(Extracted data entries)

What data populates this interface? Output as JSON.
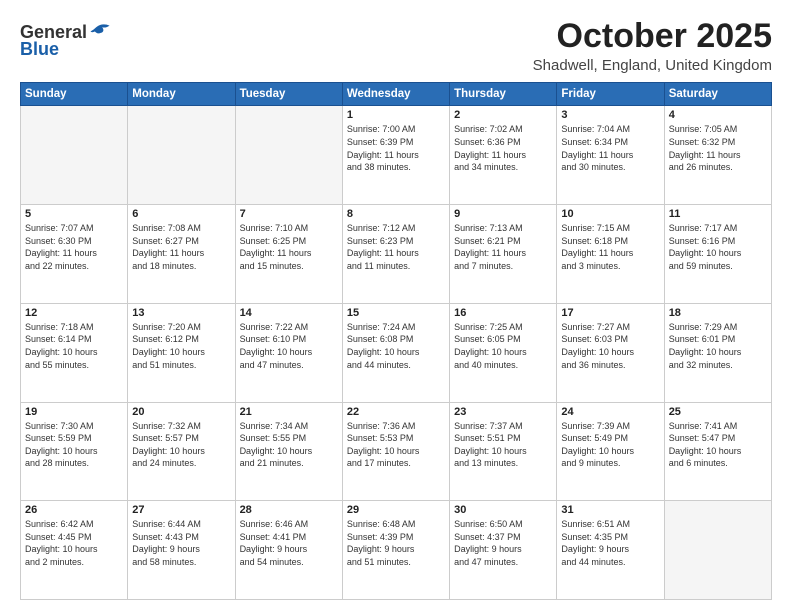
{
  "header": {
    "logo_line1": "General",
    "logo_line2": "Blue",
    "month": "October 2025",
    "location": "Shadwell, England, United Kingdom"
  },
  "weekdays": [
    "Sunday",
    "Monday",
    "Tuesday",
    "Wednesday",
    "Thursday",
    "Friday",
    "Saturday"
  ],
  "weeks": [
    [
      {
        "day": "",
        "text": ""
      },
      {
        "day": "",
        "text": ""
      },
      {
        "day": "",
        "text": ""
      },
      {
        "day": "1",
        "text": "Sunrise: 7:00 AM\nSunset: 6:39 PM\nDaylight: 11 hours\nand 38 minutes."
      },
      {
        "day": "2",
        "text": "Sunrise: 7:02 AM\nSunset: 6:36 PM\nDaylight: 11 hours\nand 34 minutes."
      },
      {
        "day": "3",
        "text": "Sunrise: 7:04 AM\nSunset: 6:34 PM\nDaylight: 11 hours\nand 30 minutes."
      },
      {
        "day": "4",
        "text": "Sunrise: 7:05 AM\nSunset: 6:32 PM\nDaylight: 11 hours\nand 26 minutes."
      }
    ],
    [
      {
        "day": "5",
        "text": "Sunrise: 7:07 AM\nSunset: 6:30 PM\nDaylight: 11 hours\nand 22 minutes."
      },
      {
        "day": "6",
        "text": "Sunrise: 7:08 AM\nSunset: 6:27 PM\nDaylight: 11 hours\nand 18 minutes."
      },
      {
        "day": "7",
        "text": "Sunrise: 7:10 AM\nSunset: 6:25 PM\nDaylight: 11 hours\nand 15 minutes."
      },
      {
        "day": "8",
        "text": "Sunrise: 7:12 AM\nSunset: 6:23 PM\nDaylight: 11 hours\nand 11 minutes."
      },
      {
        "day": "9",
        "text": "Sunrise: 7:13 AM\nSunset: 6:21 PM\nDaylight: 11 hours\nand 7 minutes."
      },
      {
        "day": "10",
        "text": "Sunrise: 7:15 AM\nSunset: 6:18 PM\nDaylight: 11 hours\nand 3 minutes."
      },
      {
        "day": "11",
        "text": "Sunrise: 7:17 AM\nSunset: 6:16 PM\nDaylight: 10 hours\nand 59 minutes."
      }
    ],
    [
      {
        "day": "12",
        "text": "Sunrise: 7:18 AM\nSunset: 6:14 PM\nDaylight: 10 hours\nand 55 minutes."
      },
      {
        "day": "13",
        "text": "Sunrise: 7:20 AM\nSunset: 6:12 PM\nDaylight: 10 hours\nand 51 minutes."
      },
      {
        "day": "14",
        "text": "Sunrise: 7:22 AM\nSunset: 6:10 PM\nDaylight: 10 hours\nand 47 minutes."
      },
      {
        "day": "15",
        "text": "Sunrise: 7:24 AM\nSunset: 6:08 PM\nDaylight: 10 hours\nand 44 minutes."
      },
      {
        "day": "16",
        "text": "Sunrise: 7:25 AM\nSunset: 6:05 PM\nDaylight: 10 hours\nand 40 minutes."
      },
      {
        "day": "17",
        "text": "Sunrise: 7:27 AM\nSunset: 6:03 PM\nDaylight: 10 hours\nand 36 minutes."
      },
      {
        "day": "18",
        "text": "Sunrise: 7:29 AM\nSunset: 6:01 PM\nDaylight: 10 hours\nand 32 minutes."
      }
    ],
    [
      {
        "day": "19",
        "text": "Sunrise: 7:30 AM\nSunset: 5:59 PM\nDaylight: 10 hours\nand 28 minutes."
      },
      {
        "day": "20",
        "text": "Sunrise: 7:32 AM\nSunset: 5:57 PM\nDaylight: 10 hours\nand 24 minutes."
      },
      {
        "day": "21",
        "text": "Sunrise: 7:34 AM\nSunset: 5:55 PM\nDaylight: 10 hours\nand 21 minutes."
      },
      {
        "day": "22",
        "text": "Sunrise: 7:36 AM\nSunset: 5:53 PM\nDaylight: 10 hours\nand 17 minutes."
      },
      {
        "day": "23",
        "text": "Sunrise: 7:37 AM\nSunset: 5:51 PM\nDaylight: 10 hours\nand 13 minutes."
      },
      {
        "day": "24",
        "text": "Sunrise: 7:39 AM\nSunset: 5:49 PM\nDaylight: 10 hours\nand 9 minutes."
      },
      {
        "day": "25",
        "text": "Sunrise: 7:41 AM\nSunset: 5:47 PM\nDaylight: 10 hours\nand 6 minutes."
      }
    ],
    [
      {
        "day": "26",
        "text": "Sunrise: 6:42 AM\nSunset: 4:45 PM\nDaylight: 10 hours\nand 2 minutes."
      },
      {
        "day": "27",
        "text": "Sunrise: 6:44 AM\nSunset: 4:43 PM\nDaylight: 9 hours\nand 58 minutes."
      },
      {
        "day": "28",
        "text": "Sunrise: 6:46 AM\nSunset: 4:41 PM\nDaylight: 9 hours\nand 54 minutes."
      },
      {
        "day": "29",
        "text": "Sunrise: 6:48 AM\nSunset: 4:39 PM\nDaylight: 9 hours\nand 51 minutes."
      },
      {
        "day": "30",
        "text": "Sunrise: 6:50 AM\nSunset: 4:37 PM\nDaylight: 9 hours\nand 47 minutes."
      },
      {
        "day": "31",
        "text": "Sunrise: 6:51 AM\nSunset: 4:35 PM\nDaylight: 9 hours\nand 44 minutes."
      },
      {
        "day": "",
        "text": ""
      }
    ]
  ]
}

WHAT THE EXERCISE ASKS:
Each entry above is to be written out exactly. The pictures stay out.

RESPONSE TO THIS TASK:
What data populates this interface? Output as JSON.
{
  "header": {
    "logo_line1": "General",
    "logo_line2": "Blue",
    "month": "October 2025",
    "location": "Shadwell, England, United Kingdom"
  },
  "weekdays": [
    "Sunday",
    "Monday",
    "Tuesday",
    "Wednesday",
    "Thursday",
    "Friday",
    "Saturday"
  ],
  "weeks": [
    [
      {
        "day": "",
        "text": ""
      },
      {
        "day": "",
        "text": ""
      },
      {
        "day": "",
        "text": ""
      },
      {
        "day": "1",
        "text": "Sunrise: 7:00 AM\nSunset: 6:39 PM\nDaylight: 11 hours\nand 38 minutes."
      },
      {
        "day": "2",
        "text": "Sunrise: 7:02 AM\nSunset: 6:36 PM\nDaylight: 11 hours\nand 34 minutes."
      },
      {
        "day": "3",
        "text": "Sunrise: 7:04 AM\nSunset: 6:34 PM\nDaylight: 11 hours\nand 30 minutes."
      },
      {
        "day": "4",
        "text": "Sunrise: 7:05 AM\nSunset: 6:32 PM\nDaylight: 11 hours\nand 26 minutes."
      }
    ],
    [
      {
        "day": "5",
        "text": "Sunrise: 7:07 AM\nSunset: 6:30 PM\nDaylight: 11 hours\nand 22 minutes."
      },
      {
        "day": "6",
        "text": "Sunrise: 7:08 AM\nSunset: 6:27 PM\nDaylight: 11 hours\nand 18 minutes."
      },
      {
        "day": "7",
        "text": "Sunrise: 7:10 AM\nSunset: 6:25 PM\nDaylight: 11 hours\nand 15 minutes."
      },
      {
        "day": "8",
        "text": "Sunrise: 7:12 AM\nSunset: 6:23 PM\nDaylight: 11 hours\nand 11 minutes."
      },
      {
        "day": "9",
        "text": "Sunrise: 7:13 AM\nSunset: 6:21 PM\nDaylight: 11 hours\nand 7 minutes."
      },
      {
        "day": "10",
        "text": "Sunrise: 7:15 AM\nSunset: 6:18 PM\nDaylight: 11 hours\nand 3 minutes."
      },
      {
        "day": "11",
        "text": "Sunrise: 7:17 AM\nSunset: 6:16 PM\nDaylight: 10 hours\nand 59 minutes."
      }
    ],
    [
      {
        "day": "12",
        "text": "Sunrise: 7:18 AM\nSunset: 6:14 PM\nDaylight: 10 hours\nand 55 minutes."
      },
      {
        "day": "13",
        "text": "Sunrise: 7:20 AM\nSunset: 6:12 PM\nDaylight: 10 hours\nand 51 minutes."
      },
      {
        "day": "14",
        "text": "Sunrise: 7:22 AM\nSunset: 6:10 PM\nDaylight: 10 hours\nand 47 minutes."
      },
      {
        "day": "15",
        "text": "Sunrise: 7:24 AM\nSunset: 6:08 PM\nDaylight: 10 hours\nand 44 minutes."
      },
      {
        "day": "16",
        "text": "Sunrise: 7:25 AM\nSunset: 6:05 PM\nDaylight: 10 hours\nand 40 minutes."
      },
      {
        "day": "17",
        "text": "Sunrise: 7:27 AM\nSunset: 6:03 PM\nDaylight: 10 hours\nand 36 minutes."
      },
      {
        "day": "18",
        "text": "Sunrise: 7:29 AM\nSunset: 6:01 PM\nDaylight: 10 hours\nand 32 minutes."
      }
    ],
    [
      {
        "day": "19",
        "text": "Sunrise: 7:30 AM\nSunset: 5:59 PM\nDaylight: 10 hours\nand 28 minutes."
      },
      {
        "day": "20",
        "text": "Sunrise: 7:32 AM\nSunset: 5:57 PM\nDaylight: 10 hours\nand 24 minutes."
      },
      {
        "day": "21",
        "text": "Sunrise: 7:34 AM\nSunset: 5:55 PM\nDaylight: 10 hours\nand 21 minutes."
      },
      {
        "day": "22",
        "text": "Sunrise: 7:36 AM\nSunset: 5:53 PM\nDaylight: 10 hours\nand 17 minutes."
      },
      {
        "day": "23",
        "text": "Sunrise: 7:37 AM\nSunset: 5:51 PM\nDaylight: 10 hours\nand 13 minutes."
      },
      {
        "day": "24",
        "text": "Sunrise: 7:39 AM\nSunset: 5:49 PM\nDaylight: 10 hours\nand 9 minutes."
      },
      {
        "day": "25",
        "text": "Sunrise: 7:41 AM\nSunset: 5:47 PM\nDaylight: 10 hours\nand 6 minutes."
      }
    ],
    [
      {
        "day": "26",
        "text": "Sunrise: 6:42 AM\nSunset: 4:45 PM\nDaylight: 10 hours\nand 2 minutes."
      },
      {
        "day": "27",
        "text": "Sunrise: 6:44 AM\nSunset: 4:43 PM\nDaylight: 9 hours\nand 58 minutes."
      },
      {
        "day": "28",
        "text": "Sunrise: 6:46 AM\nSunset: 4:41 PM\nDaylight: 9 hours\nand 54 minutes."
      },
      {
        "day": "29",
        "text": "Sunrise: 6:48 AM\nSunset: 4:39 PM\nDaylight: 9 hours\nand 51 minutes."
      },
      {
        "day": "30",
        "text": "Sunrise: 6:50 AM\nSunset: 4:37 PM\nDaylight: 9 hours\nand 47 minutes."
      },
      {
        "day": "31",
        "text": "Sunrise: 6:51 AM\nSunset: 4:35 PM\nDaylight: 9 hours\nand 44 minutes."
      },
      {
        "day": "",
        "text": ""
      }
    ]
  ]
}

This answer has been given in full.